If we could introduce a single German word to the American public, it should be Datenkrake. It translates literally to “data octopus,” and it’s what privacy activists in Germany call the data giants of the Internet: Google, Facebook, Amazon and other well-known firms.
Germans appear on the whole more concerned about threats to their privacy than Americans. That’s understandable in a country where the Gestapo and the Stasi used to permeate all parts of public and private life. And the fact that Datenkraken tend to be American companies probably stokes more fear abroad than here at home. They may be data octopuses, but they’re our data octopuses.
That’s not to say that Americans aren’t concerned at all. According to a recent Pew survey, an overwhelming majority of Americans are concerned about privacy but feel they lack the tools to protect themselves.
Last week Google and Facebook announced new privacy settings. Facebook said users could set up encrypted emails and Google put its privacy controls for users in one place called “My Account” instead of with each individual Google product. It seemed as though the data giants might finally be ready to put our privacy worries to rest. Unfortunately, that’s not the case.
To Google’s credit, it put its privacy controls into a simple interface. Users won’t have to figure out how to find separate controls for Gmail, Maps, Youtube and Search. So in theory at least, the move should make it easier for users to turn on and off controls for ad settings.
Google does say one thing straight up: It won’t sell your data. That’s nice to know, but what about disclosing it, renting it, or using it on an advertiser’s or other paying customer’s behalf? All that is fair game, according to the current policy.
Google has created an enviable business. The company acts as middleman between what we say we want — our searches — and the answers and advertising we get in exchange. And it’s free. But somebody has to pay Google’s 50,000 employees and buy the expensive equipment required. That money comes mainly from advertisers.

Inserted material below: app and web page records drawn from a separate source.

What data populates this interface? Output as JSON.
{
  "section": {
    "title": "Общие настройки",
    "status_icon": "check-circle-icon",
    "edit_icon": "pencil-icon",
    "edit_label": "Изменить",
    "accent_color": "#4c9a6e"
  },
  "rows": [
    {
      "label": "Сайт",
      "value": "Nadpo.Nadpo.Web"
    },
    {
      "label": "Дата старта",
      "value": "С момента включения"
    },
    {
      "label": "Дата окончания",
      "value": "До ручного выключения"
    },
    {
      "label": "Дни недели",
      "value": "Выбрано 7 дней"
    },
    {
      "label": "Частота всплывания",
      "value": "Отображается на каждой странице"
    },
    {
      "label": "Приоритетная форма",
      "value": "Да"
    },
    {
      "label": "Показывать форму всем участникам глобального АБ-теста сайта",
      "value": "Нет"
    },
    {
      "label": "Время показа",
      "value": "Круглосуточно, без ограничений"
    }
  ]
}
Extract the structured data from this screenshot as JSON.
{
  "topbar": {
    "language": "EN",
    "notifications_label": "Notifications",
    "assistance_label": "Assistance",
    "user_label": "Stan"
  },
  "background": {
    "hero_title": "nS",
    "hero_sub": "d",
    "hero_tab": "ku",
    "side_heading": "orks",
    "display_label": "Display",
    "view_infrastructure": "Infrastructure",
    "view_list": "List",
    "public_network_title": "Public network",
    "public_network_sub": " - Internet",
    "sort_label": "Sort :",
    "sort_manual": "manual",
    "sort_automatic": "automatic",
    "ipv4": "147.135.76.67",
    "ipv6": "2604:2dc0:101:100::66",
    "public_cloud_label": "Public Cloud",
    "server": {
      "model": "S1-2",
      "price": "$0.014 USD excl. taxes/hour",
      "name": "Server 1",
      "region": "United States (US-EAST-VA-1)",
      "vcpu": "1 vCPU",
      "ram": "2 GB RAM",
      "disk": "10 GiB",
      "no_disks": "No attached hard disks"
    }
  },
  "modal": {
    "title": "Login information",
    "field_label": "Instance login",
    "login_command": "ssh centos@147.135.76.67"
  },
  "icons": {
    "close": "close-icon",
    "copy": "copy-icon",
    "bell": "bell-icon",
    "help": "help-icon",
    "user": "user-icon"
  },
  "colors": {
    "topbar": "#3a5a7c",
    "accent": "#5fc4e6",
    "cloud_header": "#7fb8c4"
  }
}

And guess where the advertisers get the money to pay Google? That would be you. Companies pay for online ads because they work, and they work because we give the companies our dollars.
Which is why we have a Datenkrake problem. If Google is getting paid to help sell us stuff, isn’t it unsettling that its tentacles extend into our personal searches, and our lives? Any economist will tell you that superior information is a big advantage in the marketplace. And it’s pretty obvious that the superior information is in Google’s hands, not yours.
You’ll never know exactly why they showed you one ad over another, or whether the price you’re offered is the same as what others see. Research shows that some companies already set prices based on personal data, rather than offering everyone the same deal.
So before Americans start building giant plastic cephalopods and parading against Google, wouldn’t it make sense for Google to head off our privacy concerns? As an undisputed leader among Internet companies, Google could seize the opportunity to be not just used, but trusted. All it takes is a single, clear commitment not to use our data against us. By invoking established principles of agency and loyalty, Google could assure users that their interest comes first, and advertisers won’t use all that data at the expense of consumers. Anything less just looks like whitewash.